Table K.1 describes various hard limits of PostgreSQL. However, practical limits, such as performance limitations or available disk space may apply before absolute hard limits are reached.
Table K.1. PostgreSQL limitations
|number of databases||4,294,950,911|
|relations per database||1,431,650,303|
|relation size||32 TB||with the default
|rows per table||limited by the number of tuples that can fit onto 4,294,967,295 pages|
|columns per table||1600||further limited by tuple size fitting on a single page; see note below|
|field size||1 GB|
|identifier length||63 bytes||can be increased by recompiling PostgreSQL|
|indexes per table||unlimited||constrained by maximum relations per database|
|columns per index||32||can be increased by recompiling PostgreSQL|
|partition keys||32||can be increased by recompiling PostgreSQL|
The maximum number of columns for a table is further reduced as the tuple being stored must fit in a single 8192-byte heap page. For example, excluding the tuple header, a tuple made up of 1600
int columns would consume 6400 bytes and could be stored in a heap page, but a tuple of 1600
bigint columns would consume 12800 bytes and would therefore not fit inside a heap page. Variable-length fields of types such as

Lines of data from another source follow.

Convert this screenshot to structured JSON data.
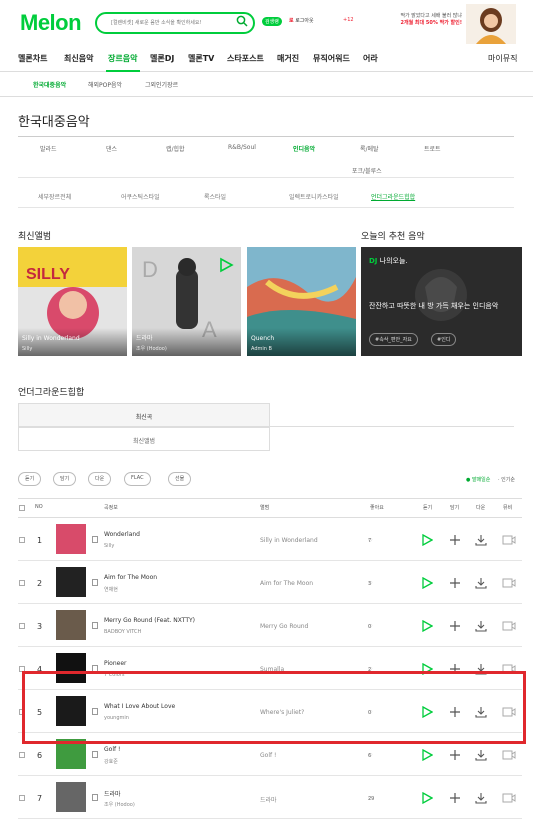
{
  "header": {
    "logo": "Melon",
    "search_placeholder": "[컬렌비셋] 새로운 음반 소식을 확인하세요!",
    "vip_badge": "검생랭",
    "login_text": "로그아웃",
    "login_user": "로",
    "mp3_label": "+12",
    "ad_line1": "딱가 밝았다고 세배 불러 많냐",
    "ad_line2": "2개월 최대 50% 딱가 할인!"
  },
  "gnb": [
    "멜론차트",
    "최신음악",
    "장르음악",
    "멜론DJ",
    "멜론TV",
    "스타포스트",
    "매거진",
    "뮤직어워드",
    "어라",
    "마이뮤직"
  ],
  "gnb_active": "장르음악",
  "subgnb": [
    "한국대중음악",
    "해외POP음악",
    "그외인기장르"
  ],
  "page_title": "한국대중음악",
  "genre_tabs": [
    "발라드",
    "댄스",
    "랩/힙합",
    "R&B/Soul",
    "인디음악",
    "록/메탈",
    "트로트",
    "포크/블루스"
  ],
  "genre_active": "인디음악",
  "sub_genres": [
    "세부장르전체",
    "어쿠스틱스타일",
    "록스타일",
    "일렉트로니카스타일",
    "언더그라운드힙합"
  ],
  "sub_genre_active": "언더그라운드힙합",
  "latest_albums_title": "최신앨범",
  "albums": [
    {
      "title": "Silly in Wonderland",
      "artist": "Silly"
    },
    {
      "title": "드라마",
      "artist": "조우 (Hodoo)"
    },
    {
      "title": "Quench",
      "artist": "Admin B"
    }
  ],
  "recommend_title": "오늘의 추천 음악",
  "dj": {
    "label": "DJ",
    "sub": "나의오늘.",
    "text": "잔잔하고 따뜻한 내 방 가득 채우는 인디음악",
    "tags": [
      "#속삭_편안_자요",
      "#인디"
    ]
  },
  "section2_title": "언더그라운드힙합",
  "list_tabs": [
    "최신곡",
    "최신앨범"
  ],
  "toolbar": [
    "듣기",
    "담기",
    "다운",
    "FLAC",
    "선물"
  ],
  "formats": {
    "active": "● 발매일순",
    "other": "· 인기순"
  },
  "table_headers": {
    "no": "NO",
    "song": "곡정보",
    "album": "앨범",
    "like": "좋아요",
    "play": "듣기",
    "add": "담기",
    "down": "다운",
    "mv": "뮤비"
  },
  "songs": [
    {
      "no": "1",
      "title": "Wonderland",
      "artist": "Silly",
      "album": "Silly in Wonderland",
      "like": "7"
    },
    {
      "no": "2",
      "title": "Aim for The Moon",
      "artist": "연채현",
      "album": "Aim for The Moon",
      "like": "3"
    },
    {
      "no": "3",
      "title": "Merry Go Round (Feat. NXTTY)",
      "artist": "BADBOY VITCH",
      "album": "Merry Go Round",
      "like": "0"
    },
    {
      "no": "4",
      "title": "Pioneer",
      "artist": "7 Colors",
      "album": "Sumalla",
      "like": "2"
    },
    {
      "no": "5",
      "title": "What I Love About Love",
      "artist": "youngmin",
      "album": "Where's Juliet?",
      "like": "0"
    },
    {
      "no": "6",
      "title": "Golf !",
      "artist": "강효준",
      "album": "Golf !",
      "like": "6"
    },
    {
      "no": "7",
      "title": "드라마",
      "artist": "조우 (Hodoo)",
      "album": "드라마",
      "like": "29"
    }
  ],
  "colors": {
    "brand": "#00cd3c",
    "highlight": "#e0282d"
  }
}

char can have their values stored out of line in the table's TOAST table when the values are large enough to require it. Only an 18-byte pointer must remain inside the tuple in the table's heap. For shorter length variable-length fields, either a 4-byte or 1-byte field header is used and the value is stored inside the heap tuple.
Columns that have been dropped from the table also contribute to the maximum column limit. Moreover, although the dropped column values for newly created tuples are internally marked as null in the tuple's null bitmap, the null bitmap also occupies space.